| Exercise requirements |
The expected answer is the data below, retyped exactly.

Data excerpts
————
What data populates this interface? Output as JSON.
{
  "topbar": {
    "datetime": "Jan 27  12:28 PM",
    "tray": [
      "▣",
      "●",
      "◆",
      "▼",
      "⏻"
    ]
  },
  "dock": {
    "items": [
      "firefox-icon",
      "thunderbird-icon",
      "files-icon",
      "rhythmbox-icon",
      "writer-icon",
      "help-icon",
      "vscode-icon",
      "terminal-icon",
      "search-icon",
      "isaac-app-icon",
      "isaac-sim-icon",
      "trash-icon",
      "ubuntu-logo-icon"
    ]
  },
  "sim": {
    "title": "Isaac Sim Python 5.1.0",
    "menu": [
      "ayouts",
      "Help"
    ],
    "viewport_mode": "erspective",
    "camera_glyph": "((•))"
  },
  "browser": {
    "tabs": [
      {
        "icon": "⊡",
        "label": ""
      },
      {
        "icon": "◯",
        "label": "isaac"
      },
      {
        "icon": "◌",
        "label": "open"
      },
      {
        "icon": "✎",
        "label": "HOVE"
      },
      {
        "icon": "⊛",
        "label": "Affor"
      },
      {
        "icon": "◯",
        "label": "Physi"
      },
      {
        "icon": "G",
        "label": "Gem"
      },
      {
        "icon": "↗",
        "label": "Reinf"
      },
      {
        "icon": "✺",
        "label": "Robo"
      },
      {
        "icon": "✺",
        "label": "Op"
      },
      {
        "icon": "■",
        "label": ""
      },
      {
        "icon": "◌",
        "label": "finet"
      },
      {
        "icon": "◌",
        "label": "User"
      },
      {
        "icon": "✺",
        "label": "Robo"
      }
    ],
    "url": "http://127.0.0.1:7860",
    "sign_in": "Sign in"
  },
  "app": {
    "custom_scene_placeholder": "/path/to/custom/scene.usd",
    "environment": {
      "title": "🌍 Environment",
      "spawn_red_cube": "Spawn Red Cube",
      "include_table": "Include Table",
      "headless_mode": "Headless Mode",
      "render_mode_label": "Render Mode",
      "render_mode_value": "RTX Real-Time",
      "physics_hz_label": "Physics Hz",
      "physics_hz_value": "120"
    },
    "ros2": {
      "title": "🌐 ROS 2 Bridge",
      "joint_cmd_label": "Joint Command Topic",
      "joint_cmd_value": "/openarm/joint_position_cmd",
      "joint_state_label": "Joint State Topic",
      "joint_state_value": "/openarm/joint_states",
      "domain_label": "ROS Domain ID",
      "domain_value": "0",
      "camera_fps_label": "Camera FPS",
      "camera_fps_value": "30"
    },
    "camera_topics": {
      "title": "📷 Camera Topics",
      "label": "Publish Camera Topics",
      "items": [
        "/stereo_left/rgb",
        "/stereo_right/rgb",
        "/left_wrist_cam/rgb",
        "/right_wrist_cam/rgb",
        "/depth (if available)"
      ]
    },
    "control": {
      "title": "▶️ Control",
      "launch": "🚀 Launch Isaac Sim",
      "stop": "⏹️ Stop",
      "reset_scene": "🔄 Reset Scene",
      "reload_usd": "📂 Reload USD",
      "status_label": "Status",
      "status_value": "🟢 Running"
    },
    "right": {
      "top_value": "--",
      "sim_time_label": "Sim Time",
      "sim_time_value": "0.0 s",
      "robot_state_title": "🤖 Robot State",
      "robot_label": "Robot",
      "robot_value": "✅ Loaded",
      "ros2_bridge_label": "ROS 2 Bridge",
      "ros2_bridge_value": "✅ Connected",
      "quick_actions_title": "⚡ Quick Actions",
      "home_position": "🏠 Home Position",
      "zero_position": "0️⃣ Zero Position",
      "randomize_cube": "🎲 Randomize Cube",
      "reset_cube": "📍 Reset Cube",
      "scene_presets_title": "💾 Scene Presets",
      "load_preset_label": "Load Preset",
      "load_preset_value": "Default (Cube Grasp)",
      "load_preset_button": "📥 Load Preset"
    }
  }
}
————
| Solution |
What data populates this interface? Output as JSON.
{
  "topbar": {
    "datetime": "Jan 27  12:28 PM",
    "tray": [
      "▣",
      "●",
      "◆",
      "▼",
      "⏻"
    ]
  },
  "dock": {
    "items": [
      "firefox-icon",
      "thunderbird-icon",
      "files-icon",
      "rhythmbox-icon",
      "writer-icon",
      "help-icon",
      "vscode-icon",
      "terminal-icon",
      "search-icon",
      "isaac-app-icon",
      "isaac-sim-icon",
      "trash-icon",
      "ubuntu-logo-icon"
    ]
  },
  "sim": {
    "title": "Isaac Sim Python 5.1.0",
    "menu": [
      "ayouts",
      "Help"
    ],
    "viewport_mode": "erspective",
    "camera_glyph": "((•))"
  },
  "browser": {
    "tabs": [
      {
        "icon": "⊡",
        "label": ""
      },
      {
        "icon": "◯",
        "label": "isaac"
      },
      {
        "icon": "◌",
        "label": "open"
      },
      {
        "icon": "✎",
        "label": "HOVE"
      },
      {
        "icon": "⊛",
        "label": "Affor"
      },
      {
        "icon": "◯",
        "label": "Physi"
      },
      {
        "icon": "G",
        "label": "Gem"
      },
      {
        "icon": "↗",
        "label": "Reinf"
      },
      {
        "icon": "✺",
        "label": "Robo"
      },
      {
        "icon": "✺",
        "label": "Op"
      },
      {
        "icon": "■",
        "label": ""
      },
      {
        "icon": "◌",
        "label": "finet"
      },
      {
        "icon": "◌",
        "label": "User"
      },
      {
        "icon": "✺",
        "label": "Robo"
      }
    ],
    "url": "http://127.0.0.1:7860",
    "sign_in": "Sign in"
  },
  "app": {
    "custom_scene_placeholder": "/path/to/custom/scene.usd",
    "environment": {
      "title": "🌍 Environment",
      "spawn_red_cube": "Spawn Red Cube",
      "include_table": "Include Table",
      "headless_mode": "Headless Mode",
      "render_mode_label": "Render Mode",
      "render_mode_value": "RTX Real-Time",
      "physics_hz_label": "Physics Hz",
      "physics_hz_value": "120"
    },
    "ros2": {
      "title": "🌐 ROS 2 Bridge",
      "joint_cmd_label": "Joint Command Topic",
      "joint_cmd_value": "/openarm/joint_position_cmd",
      "joint_state_label": "Joint State Topic",
      "joint_state_value": "/openarm/joint_states",
      "domain_label": "ROS Domain ID",
      "domain_value": "0",
      "camera_fps_label": "Camera FPS",
      "camera_fps_value": "30"
    },
    "camera_topics": {
      "title": "📷 Camera Topics",
      "label": "Publish Camera Topics",
      "items": [
        "/stereo_left/rgb",
        "/stereo_right/rgb",
        "/left_wrist_cam/rgb",
        "/right_wrist_cam/rgb",
        "/depth (if available)"
      ]
    },
    "control": {
      "title": "▶️ Control",
      "launch": "🚀 Launch Isaac Sim",
      "stop": "⏹️ Stop",
      "reset_scene": "🔄 Reset Scene",
      "reload_usd": "📂 Reload USD",
      "status_label": "Status",
      "status_value": "🟢 Running"
    },
    "right": {
      "top_value": "--",
      "sim_time_label": "Sim Time",
      "sim_time_value": "0.0 s",
      "robot_state_title": "🤖 Robot State",
      "robot_label": "Robot",
      "robot_value": "✅ Loaded",
      "ros2_bridge_label": "ROS 2 Bridge",
      "ros2_bridge_value": "✅ Connected",
      "quick_actions_title": "⚡ Quick Actions",
      "home_position": "🏠 Home Position",
      "zero_position": "0️⃣ Zero Position",
      "randomize_cube": "🎲 Randomize Cube",
      "reset_cube": "📍 Reset Cube",
      "scene_presets_title": "💾 Scene Presets",
      "load_preset_label": "Load Preset",
      "load_preset_value": "Default (Cube Grasp)",
      "load_preset_button": "📥 Load Preset"
    }
  }
}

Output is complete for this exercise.